Interface dataset entries>
== Segment start ==

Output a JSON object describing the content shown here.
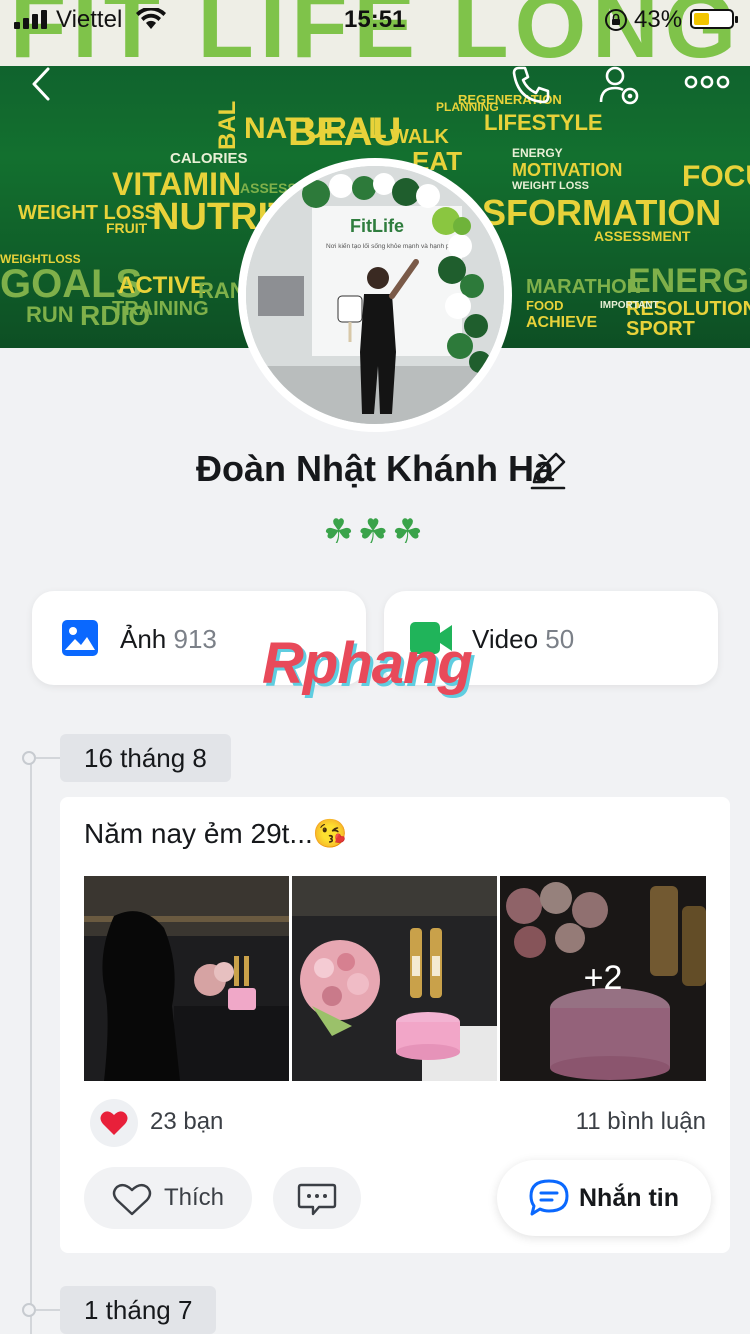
{
  "status_bar": {
    "carrier": "Viettel",
    "time": "15:51",
    "battery_percent": "43%",
    "battery_level": 0.43,
    "icons": [
      "signal-icon",
      "wifi-icon",
      "orientation-lock-icon",
      "battery-icon"
    ]
  },
  "cover": {
    "band_text": "FIT LIFE LONG AN",
    "words": [
      "BAL",
      "NATURAL",
      "BEAU",
      "WALK",
      "PLANNING",
      "REGENERATION",
      "LIFESTYLE",
      "ENERGY",
      "CALORIES",
      "VITAMIN",
      "EAT",
      "MOTIVATION",
      "WEIGHT LOSS",
      "FOCUS",
      "WEIGHT LOSS",
      "NUTRITI",
      "ASSESS",
      "SFORMATION",
      "ASSESSMENT",
      "FRUIT",
      "WEIGHTLOSS",
      "GOALS",
      "ACTIVE",
      "TRAINING",
      "MARATHON",
      "ENERGY",
      "RUN",
      "FOOD",
      "RESOLUTION",
      "ACHIEVE",
      "SPORT",
      "RDIO",
      "RANCE",
      "IMPORTANT"
    ],
    "colors": {
      "green": "#13702f",
      "lime": "#7ac142",
      "yellow": "#e8d23a"
    }
  },
  "nav": {
    "icons": [
      "back-icon",
      "phone-icon",
      "profile-settings-icon",
      "more-icon"
    ]
  },
  "profile": {
    "name": "Đoàn Nhật Khánh Hà",
    "bio": "☘☘☘",
    "avatar_sign_text": "FitLife",
    "avatar_sign_sub": "Nơi kiến tạo lối sống khỏe mạnh và hạnh phúc"
  },
  "media": {
    "photos_label": "Ảnh",
    "photos_count": "913",
    "videos_label": "Video",
    "videos_count": "50",
    "photos_color": "#0a68fe",
    "videos_color": "#20b45a"
  },
  "watermark": "Rphang",
  "timeline": [
    {
      "date": "16 tháng 8",
      "text": "Năm nay ẻm 29t...😘",
      "extra_photos": "+2",
      "reactions": "23 bạn",
      "comments": "11 bình luận",
      "like_label": "Thích"
    },
    {
      "date": "1 tháng 7"
    }
  ],
  "message_button": {
    "label": "Nhắn tin",
    "color": "#0a68fe"
  }
}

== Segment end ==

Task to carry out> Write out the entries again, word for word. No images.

Answer for this exercise>
Output a JSON object describing the content shown here.
{
  "status_bar": {
    "carrier": "Viettel",
    "time": "15:51",
    "battery_percent": "43%",
    "battery_level": 0.43,
    "icons": [
      "signal-icon",
      "wifi-icon",
      "orientation-lock-icon",
      "battery-icon"
    ]
  },
  "cover": {
    "band_text": "FIT LIFE LONG AN",
    "words": [
      "BAL",
      "NATURAL",
      "BEAU",
      "WALK",
      "PLANNING",
      "REGENERATION",
      "LIFESTYLE",
      "ENERGY",
      "CALORIES",
      "VITAMIN",
      "EAT",
      "MOTIVATION",
      "WEIGHT LOSS",
      "FOCUS",
      "WEIGHT LOSS",
      "NUTRITI",
      "ASSESS",
      "SFORMATION",
      "ASSESSMENT",
      "FRUIT",
      "WEIGHTLOSS",
      "GOALS",
      "ACTIVE",
      "TRAINING",
      "MARATHON",
      "ENERGY",
      "RUN",
      "FOOD",
      "RESOLUTION",
      "ACHIEVE",
      "SPORT",
      "RDIO",
      "RANCE",
      "IMPORTANT"
    ],
    "colors": {
      "green": "#13702f",
      "lime": "#7ac142",
      "yellow": "#e8d23a"
    }
  },
  "nav": {
    "icons": [
      "back-icon",
      "phone-icon",
      "profile-settings-icon",
      "more-icon"
    ]
  },
  "profile": {
    "name": "Đoàn Nhật Khánh Hà",
    "bio": "☘☘☘",
    "avatar_sign_text": "FitLife",
    "avatar_sign_sub": "Nơi kiến tạo lối sống khỏe mạnh và hạnh phúc"
  },
  "media": {
    "photos_label": "Ảnh",
    "photos_count": "913",
    "videos_label": "Video",
    "videos_count": "50",
    "photos_color": "#0a68fe",
    "videos_color": "#20b45a"
  },
  "watermark": "Rphang",
  "timeline": [
    {
      "date": "16 tháng 8",
      "text": "Năm nay ẻm 29t...😘",
      "extra_photos": "+2",
      "reactions": "23 bạn",
      "comments": "11 bình luận",
      "like_label": "Thích"
    },
    {
      "date": "1 tháng 7"
    }
  ],
  "message_button": {
    "label": "Nhắn tin",
    "color": "#0a68fe"
  }
}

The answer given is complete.